The Listener

Jane Clifton explains more fully those who should be avoided in official communications:

In the normal course of events, there are people and situations that politicians very quickly learn to avoid. These include anything to do with Scientology, fluoridation, abortion, the gun lobby and, broadly speaking, anybody who fixes them with a glittering eye à laThe Ancient Mariner. The latter is the trickiest category to steer clear of, because MPs’ electorate clinics are full of them. They are the walking wounded, typically having come out the wrong end of dealings with the Family Court, an insurance company, an ex-partner, Immigration New Zealand or – as is currently the hot button – the ACC.

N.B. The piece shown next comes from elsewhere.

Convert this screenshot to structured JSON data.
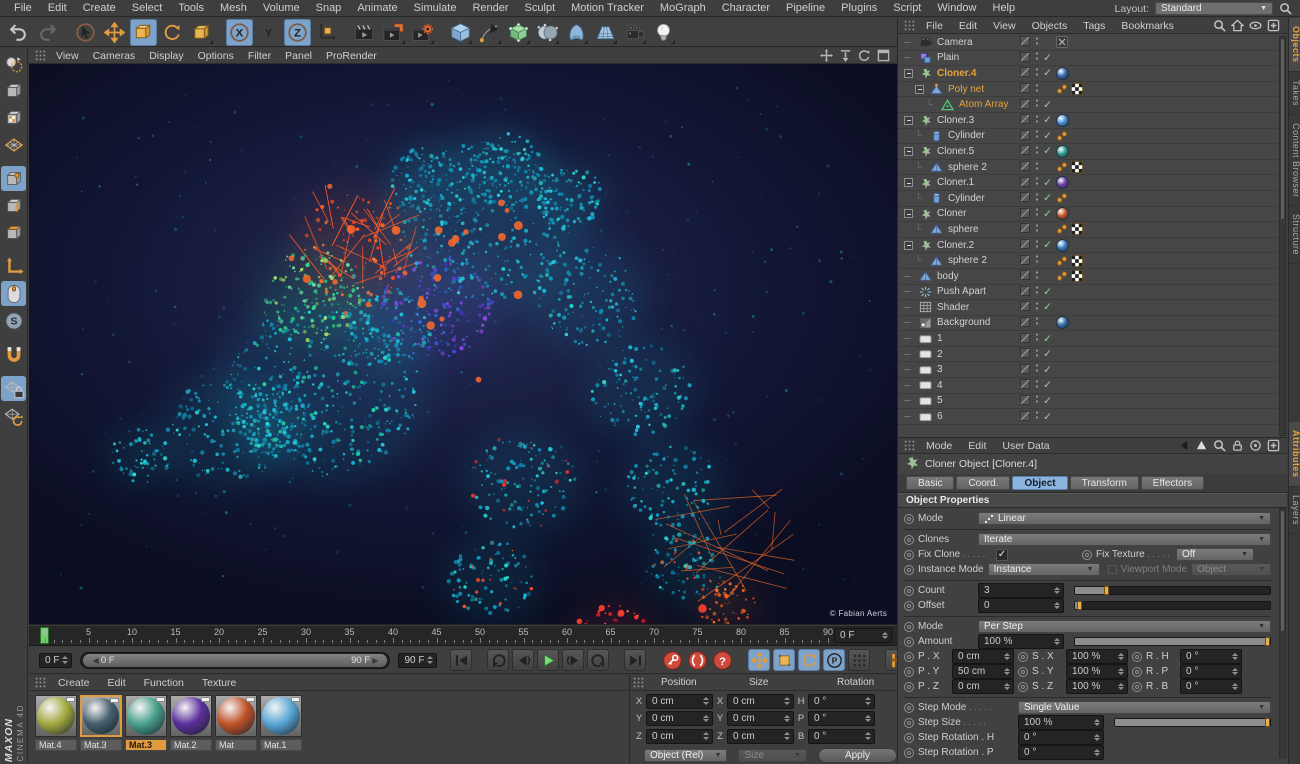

We all know someone like this, because they “holdeth one of three” to tell their tale of woe. And we sympathise. We really do. But at some point in such people’s terrible journey, their world has become so small that their albatross has become everything to them. At this point, the only sensible, humane advice anyone can give them is to rule a line under the atrocity, pick up what’s left of their psyches and, as Helen Clark would say, Move On.

Which is only one of the reasons Nick Smith made a dopey, career-blighting mistake in respect of his friend Bronwyn Pullar – a woman who by her own admission in emails had become quite consumed by her albatross. When she badgered him for support in her battle to get accident compensation, he should have kept saying no. And not just for the reasons most of us would have had to say no: that her fight was narrowing her life-focus, that state agencies have disproportionate power over the individual and will always win, that possibly she wasn’t entitled to compo. He had this reason: he was the Minister in Charge of ACC at the time.


Do you want:

  • Ad-free access?
  • Access to our very popular daily crossword?
  • Access to Incite Politics magazine articles?
  • Access to Podcasts?
  • Access to Political Polls?

Our subscribers’ financial support is the reason why we have been able to offer our latest service; Audio blogs. 

Click Here  to support us and watch the number of services grow.

As much at home writing editorials as being the subject of them, Cam has won awards, including the Canon Media Award for his work on the Len Brown/Bevan Chuang story.  And when he’s not creating the news, he tends to be in it, with protagonists using the courts, media and social media to deliver financial as well as death threats.

They say that news is something that someone, somewhere, wants kept quiet.   Cam Slater doesn’t do quiet, and as a result he is a polarising, controversial but highly effective journalist that takes no prisoners.

He is fearless in his pursuit of a story.

Love him or loathe him.  But you can’t ignore him.

53%